Moral theology

The three Virtues in Bom Jesus, Braga

A person receives the theological virtues by their being "infused"—through Divine grace—into the person.[13] The theological virtues are so named because their object is the divine being (theos).

Comparison of cardinal and theological virtues

The moral virtues are acquired by practice and habit. Catholic moral theology holds that the theological virtues differ from the cardinal virtues in that they cannot be obtained by human effort, but are infused by God into a person. The Episcopal Church shares this view. "As distinct from the cardinal virtues which we can develop, the theological virtues are the perfection of human powers given by the grace of God."[11] Like the cardinal virtues, an individual who exercises these virtues strengthens and increases them, i.e., they are more disposed to practice them.[16]

Following Augustine, Aquinas also recognized a separate but related type of moral virtue which is also infused by God. The distinction lies both in their source and end. The moral virtue of temperance recognizes food as a good that sustains life, but guards against the sin of gluttony. The infused virtue of temperance disposes the individual to practice fasting and abstinence. The infused moral virtues are connected to the theological virtue of Charity.[16][14]

Pope Benedict XVI wrote three encyclicals about the theological virtues: Deus caritas est (about love), Spe salvi (about hope), and Lumen fidei (about faith: this encyclical was written both by Pope Benedict XVI and by Pope Francis).[17]

See also

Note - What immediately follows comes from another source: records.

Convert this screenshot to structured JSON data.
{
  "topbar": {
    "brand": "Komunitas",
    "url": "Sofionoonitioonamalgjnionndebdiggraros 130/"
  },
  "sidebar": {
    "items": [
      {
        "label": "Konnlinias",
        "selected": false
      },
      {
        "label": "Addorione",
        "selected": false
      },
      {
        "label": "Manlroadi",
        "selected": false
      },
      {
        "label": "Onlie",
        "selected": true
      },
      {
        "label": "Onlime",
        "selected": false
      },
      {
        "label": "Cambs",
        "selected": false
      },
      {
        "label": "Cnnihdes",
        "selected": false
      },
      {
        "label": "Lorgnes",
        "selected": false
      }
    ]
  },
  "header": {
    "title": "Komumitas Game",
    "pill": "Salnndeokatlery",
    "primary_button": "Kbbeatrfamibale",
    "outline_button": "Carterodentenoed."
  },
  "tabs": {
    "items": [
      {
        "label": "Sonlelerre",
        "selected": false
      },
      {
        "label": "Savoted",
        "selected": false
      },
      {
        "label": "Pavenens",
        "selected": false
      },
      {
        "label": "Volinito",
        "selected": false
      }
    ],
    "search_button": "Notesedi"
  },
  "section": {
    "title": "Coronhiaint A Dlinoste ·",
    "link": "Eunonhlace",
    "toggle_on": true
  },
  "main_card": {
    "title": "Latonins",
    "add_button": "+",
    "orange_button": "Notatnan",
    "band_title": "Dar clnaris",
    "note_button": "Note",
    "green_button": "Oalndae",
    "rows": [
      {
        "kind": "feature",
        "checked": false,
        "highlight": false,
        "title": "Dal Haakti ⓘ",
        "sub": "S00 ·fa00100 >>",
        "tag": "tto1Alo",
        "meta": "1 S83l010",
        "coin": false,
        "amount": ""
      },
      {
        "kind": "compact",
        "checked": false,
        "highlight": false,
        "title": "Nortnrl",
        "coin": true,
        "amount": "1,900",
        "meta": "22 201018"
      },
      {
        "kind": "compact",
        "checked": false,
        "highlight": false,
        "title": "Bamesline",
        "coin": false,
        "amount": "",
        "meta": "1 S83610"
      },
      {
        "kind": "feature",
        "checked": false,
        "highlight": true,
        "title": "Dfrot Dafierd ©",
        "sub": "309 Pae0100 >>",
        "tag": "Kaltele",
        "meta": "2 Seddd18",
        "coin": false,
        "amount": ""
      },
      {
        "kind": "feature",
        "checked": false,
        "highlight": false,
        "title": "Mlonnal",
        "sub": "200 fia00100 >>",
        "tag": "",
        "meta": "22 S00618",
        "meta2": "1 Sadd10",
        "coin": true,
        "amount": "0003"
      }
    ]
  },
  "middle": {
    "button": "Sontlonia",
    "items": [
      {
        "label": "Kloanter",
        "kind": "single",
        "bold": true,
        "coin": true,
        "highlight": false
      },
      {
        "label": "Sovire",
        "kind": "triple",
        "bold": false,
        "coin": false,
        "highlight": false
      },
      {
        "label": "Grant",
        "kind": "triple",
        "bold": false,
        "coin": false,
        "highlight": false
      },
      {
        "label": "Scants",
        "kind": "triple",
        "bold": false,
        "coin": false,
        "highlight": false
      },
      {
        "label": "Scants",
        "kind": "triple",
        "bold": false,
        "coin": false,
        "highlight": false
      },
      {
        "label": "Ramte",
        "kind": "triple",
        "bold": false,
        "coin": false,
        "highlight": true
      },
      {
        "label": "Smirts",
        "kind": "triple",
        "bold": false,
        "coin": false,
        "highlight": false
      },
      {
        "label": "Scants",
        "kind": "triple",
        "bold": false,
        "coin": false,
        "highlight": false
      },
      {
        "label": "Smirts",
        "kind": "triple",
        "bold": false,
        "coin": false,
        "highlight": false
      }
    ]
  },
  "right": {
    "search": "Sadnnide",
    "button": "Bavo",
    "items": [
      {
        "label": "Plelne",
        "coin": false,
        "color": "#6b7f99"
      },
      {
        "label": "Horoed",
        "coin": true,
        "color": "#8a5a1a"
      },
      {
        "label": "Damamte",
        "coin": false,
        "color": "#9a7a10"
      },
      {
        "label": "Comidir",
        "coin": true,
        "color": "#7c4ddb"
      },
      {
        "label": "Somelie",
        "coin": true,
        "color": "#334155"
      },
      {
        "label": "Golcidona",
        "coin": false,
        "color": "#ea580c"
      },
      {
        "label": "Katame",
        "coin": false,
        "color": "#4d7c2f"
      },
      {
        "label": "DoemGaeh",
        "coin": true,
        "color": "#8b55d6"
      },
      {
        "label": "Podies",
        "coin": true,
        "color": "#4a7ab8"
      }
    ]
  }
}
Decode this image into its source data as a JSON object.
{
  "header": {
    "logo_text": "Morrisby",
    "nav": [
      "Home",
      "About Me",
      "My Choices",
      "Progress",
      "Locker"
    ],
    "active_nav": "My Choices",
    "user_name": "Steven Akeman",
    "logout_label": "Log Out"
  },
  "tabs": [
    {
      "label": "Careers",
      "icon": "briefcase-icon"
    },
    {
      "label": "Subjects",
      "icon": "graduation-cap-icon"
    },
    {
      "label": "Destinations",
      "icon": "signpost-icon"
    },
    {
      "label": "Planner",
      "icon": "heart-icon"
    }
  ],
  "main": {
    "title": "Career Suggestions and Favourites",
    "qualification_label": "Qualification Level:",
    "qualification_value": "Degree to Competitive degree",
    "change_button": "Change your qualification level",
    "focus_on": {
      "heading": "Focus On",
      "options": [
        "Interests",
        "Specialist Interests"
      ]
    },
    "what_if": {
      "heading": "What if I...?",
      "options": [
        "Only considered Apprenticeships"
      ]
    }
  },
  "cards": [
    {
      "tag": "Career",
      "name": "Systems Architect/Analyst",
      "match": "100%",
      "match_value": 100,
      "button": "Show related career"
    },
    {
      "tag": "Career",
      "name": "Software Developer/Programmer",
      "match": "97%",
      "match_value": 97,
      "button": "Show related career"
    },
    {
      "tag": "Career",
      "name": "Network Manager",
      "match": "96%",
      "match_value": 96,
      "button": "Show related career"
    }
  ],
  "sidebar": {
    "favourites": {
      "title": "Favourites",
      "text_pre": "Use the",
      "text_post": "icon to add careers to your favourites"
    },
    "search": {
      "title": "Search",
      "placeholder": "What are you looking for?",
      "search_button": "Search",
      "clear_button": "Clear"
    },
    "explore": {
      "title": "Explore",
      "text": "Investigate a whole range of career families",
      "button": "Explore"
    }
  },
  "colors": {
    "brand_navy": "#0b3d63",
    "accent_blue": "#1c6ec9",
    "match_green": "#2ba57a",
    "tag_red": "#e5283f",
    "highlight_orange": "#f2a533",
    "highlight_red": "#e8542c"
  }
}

  1. ^ a b c Rziha, John Michael (2009). Perfecting Human Actions: St. Thomas Aquinas on Human Participation in Eternal Law. CUA Press. pp. 143–149. ISBN 9780813216720. Retrieved 6 April 2017.
  2. ^ a b c Thomas, Aquinas. "First part of the second part; Question 62; Article one;" (PDF). Summa Theologica.
  3. ^ 1 Thessalonians 1:3 and the associated note.
  4. ^ 1 Thessalonians 5:8.
  5. ^ a b Kovacs, Judith L. (25 October 2005). 1 Corinthians. Wm. B. Eerdmans Publishing. p. 227. ISBN 978-0-8028-2577-3.
  6. ^ Annas, Julia (1993). The Morality of Happiness. Oxford, England: Oxford University Press. pp. 73–84.
  7. ^ Aquinas, Thomas (1259). De Veritate. xiv.8.
  8. ^ a b c Pope, Hugh (1909). "Faith". The Catholic Encyclopedia. Vol. 5. New York: Robert Appleton Company.
  9. ^ "Catechism of the Catholic Church, paragraph 1840". Retrieved 2022-10-18.
  10. ^ "In Essentials, Unity: Understanding the essential things". Moravian Church. 24 August 2018. Retrieved 28 July 2021.
  11. ^ a b "Theological Virtues". An Episcopal Dictionary of the Church.
  12. ^ Hooker, Richard (1597). Of the Laws of Ecclesiastical Polity. I.xi. as quoted in Kirk, Kenneth E. (1920). Some Principles of Moral Theology. London, England: Longmans, Green and Co. Ltd. p. 42, note 6.Public Domain This article incorporates text from this source, which is in the public domain.
  13. ^ Waldron, M.A. (1912). "Virtue". In Herbermann, Charles (ed.). Catholic Encyclopedia. New York: Robert Appleton Company.
  14. ^ a b c  One or more of the preceding sentences incorporates text from a publication now in the public domainWaldron, M.A. (1912). "Virtue". In Herbermann, Charles (ed.). Catholic Encyclopedia. New York: Robert Appleton Company.
  15. ^ Sollier, Joseph (1910). "Love (Theological Virtue)". The Catholic Encyclopedia. Vol. 9. New York: Robert Appleton Company.
  16. ^ a b Drefcinski, Shane. "A Very Short Primer on St. Thomas Aquinas' Account of the Various Virtues". Archived from the original on 2021-06-21.
  17. ^ Speciale, Alessandro (4 July 2013). "The light of faith: origin, history and horizon of the christianism". La Stampa. Turin. Archived from the original on 2015-02-11. Retrieved 19 October 2013.

Further reading